Data about app and page elements:
* * * * *

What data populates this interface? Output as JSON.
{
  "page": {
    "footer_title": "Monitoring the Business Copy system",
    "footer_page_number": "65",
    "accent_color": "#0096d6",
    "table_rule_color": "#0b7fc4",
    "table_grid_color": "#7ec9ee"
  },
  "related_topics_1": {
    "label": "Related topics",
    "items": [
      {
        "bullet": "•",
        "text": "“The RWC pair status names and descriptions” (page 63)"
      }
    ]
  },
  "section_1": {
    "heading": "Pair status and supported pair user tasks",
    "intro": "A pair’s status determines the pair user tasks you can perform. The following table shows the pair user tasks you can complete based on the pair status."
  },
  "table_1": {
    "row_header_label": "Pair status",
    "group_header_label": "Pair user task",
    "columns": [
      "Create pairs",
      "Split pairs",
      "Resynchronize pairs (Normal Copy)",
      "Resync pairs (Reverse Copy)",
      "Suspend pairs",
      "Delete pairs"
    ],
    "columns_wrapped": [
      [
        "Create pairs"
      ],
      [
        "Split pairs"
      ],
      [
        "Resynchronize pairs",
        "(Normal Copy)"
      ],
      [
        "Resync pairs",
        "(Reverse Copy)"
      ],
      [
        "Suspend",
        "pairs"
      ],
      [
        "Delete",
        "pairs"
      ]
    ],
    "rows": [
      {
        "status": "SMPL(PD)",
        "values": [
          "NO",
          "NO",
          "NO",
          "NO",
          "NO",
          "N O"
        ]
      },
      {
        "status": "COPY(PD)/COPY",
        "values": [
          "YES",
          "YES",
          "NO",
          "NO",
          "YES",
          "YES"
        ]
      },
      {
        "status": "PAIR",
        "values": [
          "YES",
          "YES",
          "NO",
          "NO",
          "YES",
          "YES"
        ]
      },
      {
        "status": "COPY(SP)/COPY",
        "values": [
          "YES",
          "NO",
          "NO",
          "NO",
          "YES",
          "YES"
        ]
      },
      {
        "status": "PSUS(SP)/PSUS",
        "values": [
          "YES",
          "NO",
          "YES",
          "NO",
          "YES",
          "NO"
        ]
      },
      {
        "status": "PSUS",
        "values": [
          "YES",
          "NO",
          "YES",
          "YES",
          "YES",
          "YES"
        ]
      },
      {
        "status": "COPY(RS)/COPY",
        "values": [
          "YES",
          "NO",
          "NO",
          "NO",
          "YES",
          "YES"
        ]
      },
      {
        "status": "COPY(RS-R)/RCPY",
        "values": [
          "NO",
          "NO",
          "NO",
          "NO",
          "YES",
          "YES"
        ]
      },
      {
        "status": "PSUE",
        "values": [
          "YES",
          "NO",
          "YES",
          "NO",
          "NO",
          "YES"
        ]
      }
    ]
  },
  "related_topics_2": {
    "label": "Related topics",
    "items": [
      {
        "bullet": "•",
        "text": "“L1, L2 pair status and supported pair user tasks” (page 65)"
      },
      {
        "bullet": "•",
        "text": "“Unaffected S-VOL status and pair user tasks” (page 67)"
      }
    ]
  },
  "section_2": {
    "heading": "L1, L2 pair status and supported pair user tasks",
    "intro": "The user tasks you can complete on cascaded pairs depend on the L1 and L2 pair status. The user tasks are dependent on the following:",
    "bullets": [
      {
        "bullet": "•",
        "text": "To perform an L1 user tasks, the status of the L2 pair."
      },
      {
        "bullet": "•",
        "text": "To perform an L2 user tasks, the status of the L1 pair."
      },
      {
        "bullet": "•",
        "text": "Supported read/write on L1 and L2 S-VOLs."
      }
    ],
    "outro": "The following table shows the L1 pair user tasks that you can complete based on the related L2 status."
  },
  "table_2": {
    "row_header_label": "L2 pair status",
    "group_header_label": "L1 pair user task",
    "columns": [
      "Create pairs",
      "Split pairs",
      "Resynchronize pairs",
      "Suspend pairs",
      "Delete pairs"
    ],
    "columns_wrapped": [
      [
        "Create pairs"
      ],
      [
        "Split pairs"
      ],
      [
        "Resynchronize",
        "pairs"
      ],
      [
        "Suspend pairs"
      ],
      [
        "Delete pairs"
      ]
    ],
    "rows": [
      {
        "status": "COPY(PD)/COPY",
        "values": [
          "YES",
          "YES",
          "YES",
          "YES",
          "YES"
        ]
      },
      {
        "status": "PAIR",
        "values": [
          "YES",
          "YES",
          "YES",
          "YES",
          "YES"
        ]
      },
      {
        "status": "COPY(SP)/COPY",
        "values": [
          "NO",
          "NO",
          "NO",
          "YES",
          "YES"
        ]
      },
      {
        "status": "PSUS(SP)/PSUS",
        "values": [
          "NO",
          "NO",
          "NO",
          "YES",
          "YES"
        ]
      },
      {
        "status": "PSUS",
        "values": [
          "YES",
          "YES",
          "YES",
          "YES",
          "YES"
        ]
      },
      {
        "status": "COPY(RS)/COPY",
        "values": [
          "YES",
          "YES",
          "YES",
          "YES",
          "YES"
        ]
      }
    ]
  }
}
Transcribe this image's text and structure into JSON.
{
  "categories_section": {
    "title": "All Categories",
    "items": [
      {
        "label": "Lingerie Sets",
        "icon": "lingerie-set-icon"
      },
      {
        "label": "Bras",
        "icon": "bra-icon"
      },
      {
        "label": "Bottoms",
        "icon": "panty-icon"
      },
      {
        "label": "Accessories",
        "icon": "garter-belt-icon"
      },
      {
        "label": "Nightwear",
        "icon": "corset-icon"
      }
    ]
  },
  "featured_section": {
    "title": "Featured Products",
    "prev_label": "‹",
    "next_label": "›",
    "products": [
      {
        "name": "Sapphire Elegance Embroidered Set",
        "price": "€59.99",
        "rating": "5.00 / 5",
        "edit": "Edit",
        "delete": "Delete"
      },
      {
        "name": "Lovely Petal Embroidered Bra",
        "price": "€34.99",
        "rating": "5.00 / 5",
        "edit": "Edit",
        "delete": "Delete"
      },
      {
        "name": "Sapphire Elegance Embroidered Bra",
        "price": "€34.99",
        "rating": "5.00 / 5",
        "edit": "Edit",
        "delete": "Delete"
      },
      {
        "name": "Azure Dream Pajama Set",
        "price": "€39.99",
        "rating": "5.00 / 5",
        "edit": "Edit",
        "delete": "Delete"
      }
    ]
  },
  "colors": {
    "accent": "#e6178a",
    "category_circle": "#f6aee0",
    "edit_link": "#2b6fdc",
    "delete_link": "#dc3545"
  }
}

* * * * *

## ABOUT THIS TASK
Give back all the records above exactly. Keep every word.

## TASK ANSWER
What data populates this interface? Output as JSON.
{
  "page": {
    "footer_title": "Monitoring the Business Copy system",
    "footer_page_number": "65",
    "accent_color": "#0096d6",
    "table_rule_color": "#0b7fc4",
    "table_grid_color": "#7ec9ee"
  },
  "related_topics_1": {
    "label": "Related topics",
    "items": [
      {
        "bullet": "•",
        "text": "“The RWC pair status names and descriptions” (page 63)"
      }
    ]
  },
  "section_1": {
    "heading": "Pair status and supported pair user tasks",
    "intro": "A pair’s status determines the pair user tasks you can perform. The following table shows the pair user tasks you can complete based on the pair status."
  },
  "table_1": {
    "row_header_label": "Pair status",
    "group_header_label": "Pair user task",
    "columns": [
      "Create pairs",
      "Split pairs",
      "Resynchronize pairs (Normal Copy)",
      "Resync pairs (Reverse Copy)",
      "Suspend pairs",
      "Delete pairs"
    ],
    "columns_wrapped": [
      [
        "Create pairs"
      ],
      [
        "Split pairs"
      ],
      [
        "Resynchronize pairs",
        "(Normal Copy)"
      ],
      [
        "Resync pairs",
        "(Reverse Copy)"
      ],
      [
        "Suspend",
        "pairs"
      ],
      [
        "Delete",
        "pairs"
      ]
    ],
    "rows": [
      {
        "status": "SMPL(PD)",
        "values": [
          "NO",
          "NO",
          "NO",
          "NO",
          "NO",
          "N O"
        ]
      },
      {
        "status": "COPY(PD)/COPY",
        "values": [
          "YES",
          "YES",
          "NO",
          "NO",
          "YES",
          "YES"
        ]
      },
      {
        "status": "PAIR",
        "values": [
          "YES",
          "YES",
          "NO",
          "NO",
          "YES",
          "YES"
        ]
      },
      {
        "status": "COPY(SP)/COPY",
        "values": [
          "YES",
          "NO",
          "NO",
          "NO",
          "YES",
          "YES"
        ]
      },
      {
        "status": "PSUS(SP)/PSUS",
        "values": [
          "YES",
          "NO",
          "YES",
          "NO",
          "YES",
          "NO"
        ]
      },
      {
        "status": "PSUS",
        "values": [
          "YES",
          "NO",
          "YES",
          "YES",
          "YES",
          "YES"
        ]
      },
      {
        "status": "COPY(RS)/COPY",
        "values": [
          "YES",
          "NO",
          "NO",
          "NO",
          "YES",
          "YES"
        ]
      },
      {
        "status": "COPY(RS-R)/RCPY",
        "values": [
          "NO",
          "NO",
          "NO",
          "NO",
          "YES",
          "YES"
        ]
      },
      {
        "status": "PSUE",
        "values": [
          "YES",
          "NO",
          "YES",
          "NO",
          "NO",
          "YES"
        ]
      }
    ]
  },
  "related_topics_2": {
    "label": "Related topics",
    "items": [
      {
        "bullet": "•",
        "text": "“L1, L2 pair status and supported pair user tasks” (page 65)"
      },
      {
        "bullet": "•",
        "text": "“Unaffected S-VOL status and pair user tasks” (page 67)"
      }
    ]
  },
  "section_2": {
    "heading": "L1, L2 pair status and supported pair user tasks",
    "intro": "The user tasks you can complete on cascaded pairs depend on the L1 and L2 pair status. The user tasks are dependent on the following:",
    "bullets": [
      {
        "bullet": "•",
        "text": "To perform an L1 user tasks, the status of the L2 pair."
      },
      {
        "bullet": "•",
        "text": "To perform an L2 user tasks, the status of the L1 pair."
      },
      {
        "bullet": "•",
        "text": "Supported read/write on L1 and L2 S-VOLs."
      }
    ],
    "outro": "The following table shows the L1 pair user tasks that you can complete based on the related L2 status."
  },
  "table_2": {
    "row_header_label": "L2 pair status",
    "group_header_label": "L1 pair user task",
    "columns": [
      "Create pairs",
      "Split pairs",
      "Resynchronize pairs",
      "Suspend pairs",
      "Delete pairs"
    ],
    "columns_wrapped": [
      [
        "Create pairs"
      ],
      [
        "Split pairs"
      ],
      [
        "Resynchronize",
        "pairs"
      ],
      [
        "Suspend pairs"
      ],
      [
        "Delete pairs"
      ]
    ],
    "rows": [
      {
        "status": "COPY(PD)/COPY",
        "values": [
          "YES",
          "YES",
          "YES",
          "YES",
          "YES"
        ]
      },
      {
        "status": "PAIR",
        "values": [
          "YES",
          "YES",
          "YES",
          "YES",
          "YES"
        ]
      },
      {
        "status": "COPY(SP)/COPY",
        "values": [
          "NO",
          "NO",
          "NO",
          "YES",
          "YES"
        ]
      },
      {
        "status": "PSUS(SP)/PSUS",
        "values": [
          "NO",
          "NO",
          "NO",
          "YES",
          "YES"
        ]
      },
      {
        "status": "PSUS",
        "values": [
          "YES",
          "YES",
          "YES",
          "YES",
          "YES"
        ]
      },
      {
        "status": "COPY(RS)/COPY",
        "values": [
          "YES",
          "YES",
          "YES",
          "YES",
          "YES"
        ]
      }
    ]
  }
}
Transcribe this image's text and structure into JSON.
{
  "categories_section": {
    "title": "All Categories",
    "items": [
      {
        "label": "Lingerie Sets",
        "icon": "lingerie-set-icon"
      },
      {
        "label": "Bras",
        "icon": "bra-icon"
      },
      {
        "label": "Bottoms",
        "icon": "panty-icon"
      },
      {
        "label": "Accessories",
        "icon": "garter-belt-icon"
      },
      {
        "label": "Nightwear",
        "icon": "corset-icon"
      }
    ]
  },
  "featured_section": {
    "title": "Featured Products",
    "prev_label": "‹",
    "next_label": "›",
    "products": [
      {
        "name": "Sapphire Elegance Embroidered Set",
        "price": "€59.99",
        "rating": "5.00 / 5",
        "edit": "Edit",
        "delete": "Delete"
      },
      {
        "name": "Lovely Petal Embroidered Bra",
        "price": "€34.99",
        "rating": "5.00 / 5",
        "edit": "Edit",
        "delete": "Delete"
      },
      {
        "name": "Sapphire Elegance Embroidered Bra",
        "price": "€34.99",
        "rating": "5.00 / 5",
        "edit": "Edit",
        "delete": "Delete"
      },
      {
        "name": "Azure Dream Pajama Set",
        "price": "€39.99",
        "rating": "5.00 / 5",
        "edit": "Edit",
        "delete": "Delete"
      }
    ]
  },
  "colors": {
    "accent": "#e6178a",
    "category_circle": "#f6aee0",
    "edit_link": "#2b6fdc",
    "delete_link": "#dc3545"
  }
}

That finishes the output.